Bizarro Mount Rushmore of Sports: Wisconsin
If you're a regular viewer of ESPN programming, then you're probably aware of their online promotions for each state to debate the four biggest sports personality from that particular state, the "Mount Rushmore of Sports," as it were.
Montana and Magic in California.
The Bambino and Broadway Joe in New York.
Stockton and the Mailman in Utah.
Here, I'm going to take a more humorous approach to the topic for my home state, Wisconsin. Surely names like Favre, Lombardi, and Yount would be on a serious list, but that's not my goal.
Hopefully, if you have appreciation or knowledge of Wisconsin sports, these guys will bring a "I remember that guy" smile to your face. Here we go...
Replacing George Washington on Mount Rushmore is no small feat. Vin Baker is definitely big enough to accomplish it.
Or at least he was at one point.
The Milwaukee Bucks drafted Baker 8th overall in 1993. He played in Milwaukee for four seasons and averaged 18.3 points per game and only missed four games in that stretch. He was a great player for the Bucks. Not so much after he left.
His reputation for drinking too much and staying out of basketball shape followed him everywhere he went after he left the Bucks, and this earns him his spot on the Bizarro Mount Rushmore of Wisconsin. Even though he was a good player in his time here.
There are a lot of worthy Brewer candidates with all the futility the club has gone through since 1982.
Richie Sexson. BJ Surhoff. Jeff D'Amico. Jose Hernandez. You get the picture.
But like Baker with basketball, Jaha was one bright spot in a dark era for Wisconsin baseball. In 1995 and 1996, he hit 54 home runs and 183 RBI with a .306 average in 236 games.

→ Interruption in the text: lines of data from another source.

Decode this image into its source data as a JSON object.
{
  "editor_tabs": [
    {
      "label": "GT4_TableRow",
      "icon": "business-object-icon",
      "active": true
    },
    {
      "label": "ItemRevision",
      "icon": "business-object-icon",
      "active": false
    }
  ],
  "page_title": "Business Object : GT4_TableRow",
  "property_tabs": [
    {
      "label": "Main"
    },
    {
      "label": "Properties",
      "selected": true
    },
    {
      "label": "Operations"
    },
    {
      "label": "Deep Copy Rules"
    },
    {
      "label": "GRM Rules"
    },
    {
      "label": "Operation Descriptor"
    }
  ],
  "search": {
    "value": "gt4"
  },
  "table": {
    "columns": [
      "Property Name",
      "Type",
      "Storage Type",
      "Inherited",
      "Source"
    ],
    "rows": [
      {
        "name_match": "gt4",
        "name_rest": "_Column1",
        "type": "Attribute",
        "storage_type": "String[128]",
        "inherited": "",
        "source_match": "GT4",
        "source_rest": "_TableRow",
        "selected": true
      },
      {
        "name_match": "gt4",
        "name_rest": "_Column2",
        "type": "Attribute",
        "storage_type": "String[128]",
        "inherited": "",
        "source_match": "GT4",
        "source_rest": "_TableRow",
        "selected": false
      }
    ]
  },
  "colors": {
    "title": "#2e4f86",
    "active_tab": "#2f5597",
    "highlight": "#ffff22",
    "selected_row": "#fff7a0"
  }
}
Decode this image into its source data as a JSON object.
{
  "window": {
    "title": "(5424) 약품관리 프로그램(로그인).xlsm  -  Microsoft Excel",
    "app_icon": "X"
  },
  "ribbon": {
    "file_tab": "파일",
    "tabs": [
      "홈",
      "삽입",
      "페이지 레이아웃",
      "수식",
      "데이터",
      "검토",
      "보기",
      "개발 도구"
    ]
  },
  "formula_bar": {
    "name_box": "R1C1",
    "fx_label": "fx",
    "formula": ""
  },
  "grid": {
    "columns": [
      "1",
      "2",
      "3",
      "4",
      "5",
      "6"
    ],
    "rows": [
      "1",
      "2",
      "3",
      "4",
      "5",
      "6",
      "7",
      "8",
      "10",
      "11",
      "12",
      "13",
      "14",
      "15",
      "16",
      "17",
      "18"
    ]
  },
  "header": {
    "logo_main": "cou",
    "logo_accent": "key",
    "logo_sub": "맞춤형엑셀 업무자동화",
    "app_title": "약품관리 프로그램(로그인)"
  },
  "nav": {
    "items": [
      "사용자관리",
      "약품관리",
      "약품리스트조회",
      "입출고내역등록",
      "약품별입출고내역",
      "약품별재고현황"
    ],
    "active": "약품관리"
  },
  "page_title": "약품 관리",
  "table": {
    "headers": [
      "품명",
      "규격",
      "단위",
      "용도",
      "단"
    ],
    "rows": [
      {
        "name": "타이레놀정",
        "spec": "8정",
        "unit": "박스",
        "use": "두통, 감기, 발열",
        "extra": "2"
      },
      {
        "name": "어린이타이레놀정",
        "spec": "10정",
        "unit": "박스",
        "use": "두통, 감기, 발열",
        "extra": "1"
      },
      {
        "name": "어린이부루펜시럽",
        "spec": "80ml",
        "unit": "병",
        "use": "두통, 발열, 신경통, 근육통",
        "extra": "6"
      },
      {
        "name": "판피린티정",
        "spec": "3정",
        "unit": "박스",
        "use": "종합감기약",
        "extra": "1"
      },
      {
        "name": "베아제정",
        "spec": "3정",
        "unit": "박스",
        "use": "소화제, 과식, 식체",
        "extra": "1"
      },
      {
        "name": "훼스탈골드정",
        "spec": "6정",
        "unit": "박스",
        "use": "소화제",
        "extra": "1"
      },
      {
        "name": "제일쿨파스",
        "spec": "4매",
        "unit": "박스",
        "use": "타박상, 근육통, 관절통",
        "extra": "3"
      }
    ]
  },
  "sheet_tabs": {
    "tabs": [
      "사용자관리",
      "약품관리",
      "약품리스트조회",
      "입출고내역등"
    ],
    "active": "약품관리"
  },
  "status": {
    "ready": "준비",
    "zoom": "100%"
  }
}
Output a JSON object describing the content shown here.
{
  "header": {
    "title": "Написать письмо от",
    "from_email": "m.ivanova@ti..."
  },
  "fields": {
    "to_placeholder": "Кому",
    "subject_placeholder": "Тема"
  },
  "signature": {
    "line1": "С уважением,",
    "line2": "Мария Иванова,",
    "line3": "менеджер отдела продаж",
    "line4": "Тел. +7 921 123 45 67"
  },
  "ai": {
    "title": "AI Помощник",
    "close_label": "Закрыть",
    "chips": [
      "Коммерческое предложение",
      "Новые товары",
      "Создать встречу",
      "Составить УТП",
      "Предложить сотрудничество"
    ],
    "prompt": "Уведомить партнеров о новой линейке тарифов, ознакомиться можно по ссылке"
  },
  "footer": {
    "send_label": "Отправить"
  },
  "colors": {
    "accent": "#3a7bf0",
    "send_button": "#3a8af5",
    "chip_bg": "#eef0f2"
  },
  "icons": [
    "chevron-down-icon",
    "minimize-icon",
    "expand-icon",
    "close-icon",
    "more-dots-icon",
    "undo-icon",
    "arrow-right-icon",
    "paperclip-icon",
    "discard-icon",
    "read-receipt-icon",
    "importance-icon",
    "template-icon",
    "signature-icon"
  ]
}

Not much to say about Brian Noble except that he was a linebacker for the Packers in that black hole of Green Bay history between 1968 and 1994.
He had 14 sacks and three interceptions in eight seasons. There's that I guess.
Yeah, he was a pretty good player on some pretty good Wisconsin teams. But no one would say he's one of the four most important figures in Wisconsin sporting history.
Just look at him. He's big and goofy. His teams ran a slow, boring offense and beat teams by grinding them into submission and winning the rebound battle. Wonderful.